Geography: which were the original 13 states of the Union? In alphabetical order: Connecticut, Delaware, Georgia, Maryland, Massachusetts, New Hampshire, New Jersey, New York, North Carolina, Pennsylvania, Rhode Island, South Carolina, Virginia. Delaware was the first to ratify the new constitution and is nicknamed “The First State” to this day.
Chemistry: what’s the Periodic Table of Elements? It’s a way of setting out the names of all the known chemical elements so that the vertical columns contain groups or families with similar properties. It was devised in the 19th century by a Russian chemist called Mendeleev and has been in use ever since. An element, by the way, is a substance that cannot be decomposed into a simpler substance by a chemical process. Groups of elements come together to form compounds. So, for example, a combination of the element hydrogen (H) and the element oxygen (O) can form the compound water (H2O).
Physics: what are conduction, convection and radiation? These are the ways in which heat is transferred from one “body” (that is, “thing”) to another. Put simply, conduction means that a cool thing — whether solid, liquid, or gas — is warmed up by coming into contact with a hot thing. Convection occurs in liquids and gases and is the basis of the principle that hot air rises. A hot liquid or gas is generally less dense than a cool one; as the hot particles rise, cooler ones rush in underneath to take their place. The hot particles, having risen, cool and come down again, and so on. Radiation involves the energy that all objects emit. It is the only one of the three methods that works in a vacuum and is how the sun’s rays manage to warm the Earth from so far away.
Art: who was Jackson Pollock? He was what is called an Abstract Expressionist and he believed that the act of painting was more important than the finished product. His paintings are therefore highly colourful, often huge, and (like his life) chaotic to the point of frenzy. He died in a motor accident in 1956, aged only 44.
Music: why should I care about Johann Sebastian Bach? He was incredibly important in the development of classical music: without him, some say, there might have been no Haydn, no Mozart, and no Beethoven. He wrote mostly organ music, church music, and orchestral music; his most famous works include the Brandenburg Concertos, the St. Matthew Passion, The Well-Tempered Clavier, and Jesu, Joy of Man’s Desiring.

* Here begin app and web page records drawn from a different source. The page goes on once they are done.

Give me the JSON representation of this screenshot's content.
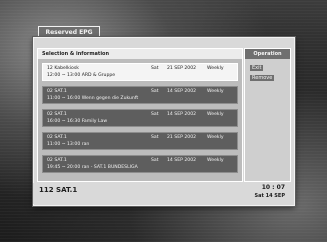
{
  "window": {
    "title": "Reserved EPG"
  },
  "list": {
    "header": "Selection & information",
    "entries": [
      {
        "num": "12",
        "channel": "Kabelkiosk",
        "day": "Sat",
        "date": "21 SEP 2002",
        "mode": "Weekly",
        "time_title": "12:00 ~ 13:00  ARD & Gruppe"
      },
      {
        "num": "02",
        "channel": "SAT.1",
        "day": "Sat",
        "date": "14 SEP 2002",
        "mode": "Weekly",
        "time_title": "11:00 ~ 16:00  Wenn gegen die Zukunft"
      },
      {
        "num": "02",
        "channel": "SAT.1",
        "day": "Sat",
        "date": "14 SEP 2002",
        "mode": "Weekly",
        "time_title": "16:00 ~ 16:30  Family Law"
      },
      {
        "num": "02",
        "channel": "SAT.1",
        "day": "Sat",
        "date": "21 SEP 2002",
        "mode": "Weekly",
        "time_title": "11:00 ~ 13:00  ran"
      },
      {
        "num": "02",
        "channel": "SAT.1",
        "day": "Sat",
        "date": "14 SEP 2002",
        "mode": "Weekly",
        "time_title": "19:45 ~ 20:00  ran - SAT.1 BUNDESLIGA"
      }
    ]
  },
  "side": {
    "header": "Operation",
    "items": [
      "Exit",
      "Remove"
    ]
  },
  "footer": {
    "channel": "112   SAT.1",
    "time": "10 : 07",
    "date": "Sat 14 SEP"
  }
}
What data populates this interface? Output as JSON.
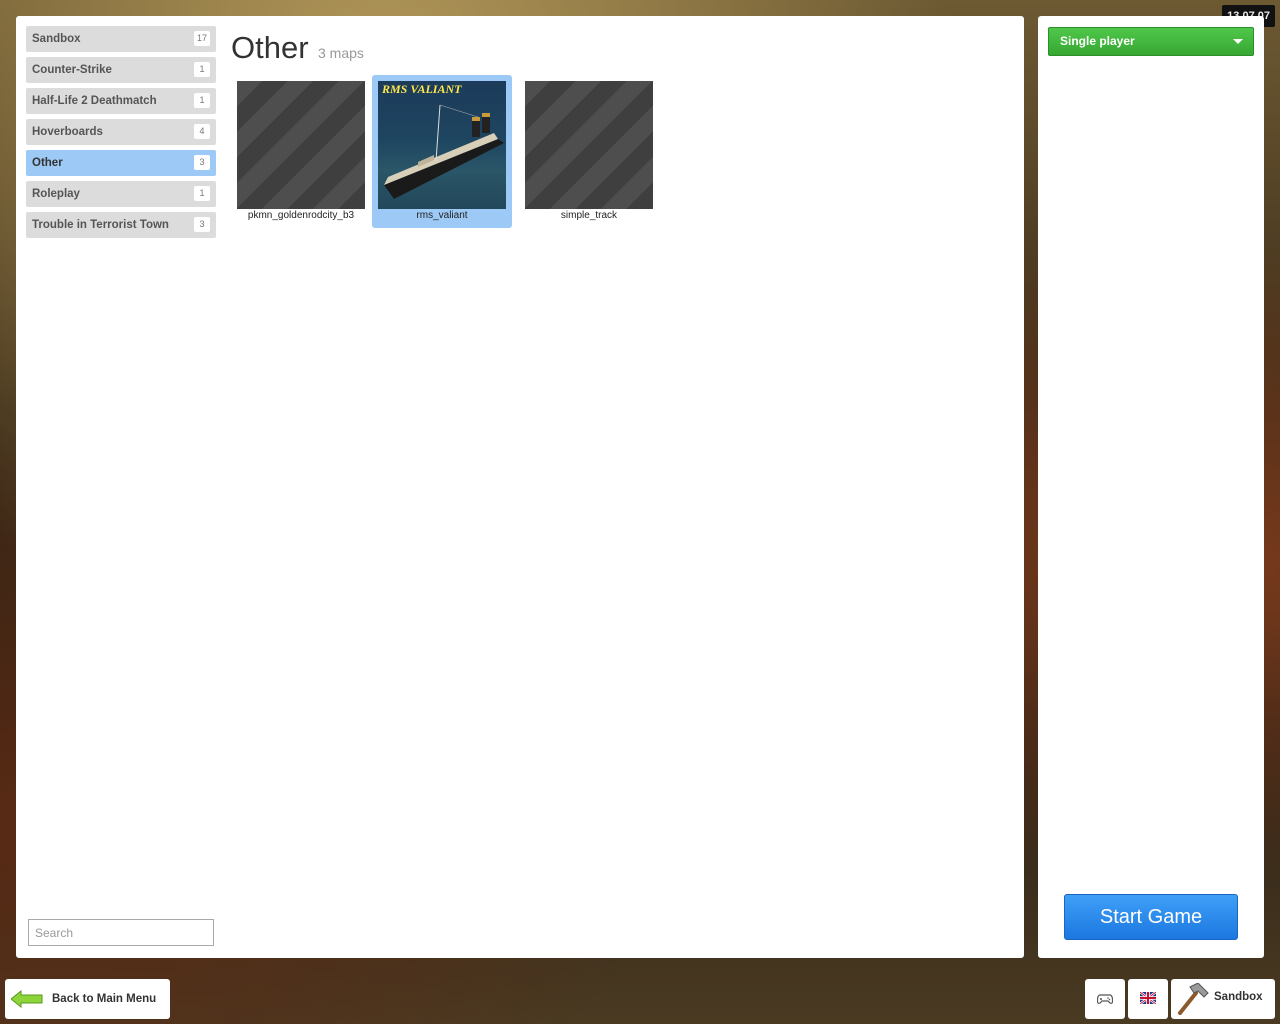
{
  "version": "13.07.07",
  "categories": [
    {
      "label": "Sandbox",
      "count": "17"
    },
    {
      "label": "Counter-Strike",
      "count": "1"
    },
    {
      "label": "Half-Life 2 Deathmatch",
      "count": "1"
    },
    {
      "label": "Hoverboards",
      "count": "4"
    },
    {
      "label": "Other",
      "count": "3"
    },
    {
      "label": "Roleplay",
      "count": "1"
    },
    {
      "label": "Trouble in Terrorist Town",
      "count": "3"
    }
  ],
  "selected_category": "Other",
  "search": {
    "placeholder": "Search",
    "value": ""
  },
  "header": {
    "title": "Other",
    "subtitle": "3 maps"
  },
  "maps": [
    {
      "name": "pkmn_goldenrodcity_b3",
      "thumbnail": "placeholder-stripes"
    },
    {
      "name": "rms_valiant",
      "thumbnail_text": "RMS VALIANT",
      "selected": true
    },
    {
      "name": "simple_track",
      "thumbnail": "placeholder-stripes"
    }
  ],
  "mode_select": {
    "value": "Single player"
  },
  "start_button": {
    "label": "Start Game"
  },
  "bottom": {
    "back_label": "Back to Main Menu",
    "gamemode_label": "Sandbox"
  },
  "icons": {
    "back": "green-left-arrow-icon",
    "controller": "gamepad-icon",
    "language": "uk-flag-icon",
    "gamemode": "hammer-icon"
  },
  "colors": {
    "selected": "#9cc9f5",
    "mode_select": "#3fb53a",
    "start_button": "#2a8cf0"
  }
}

He had many children, including the composers Carl Philip Emmanuel and Johann Christian.
©2009 Caroline Taggart, author of I Used to Know That: Stuff You Forgot From SchoolAuthor BioCaroline Taggart, author of I Used to Know That: Stuff You Forgot From School. For more information please visit www.amazon.com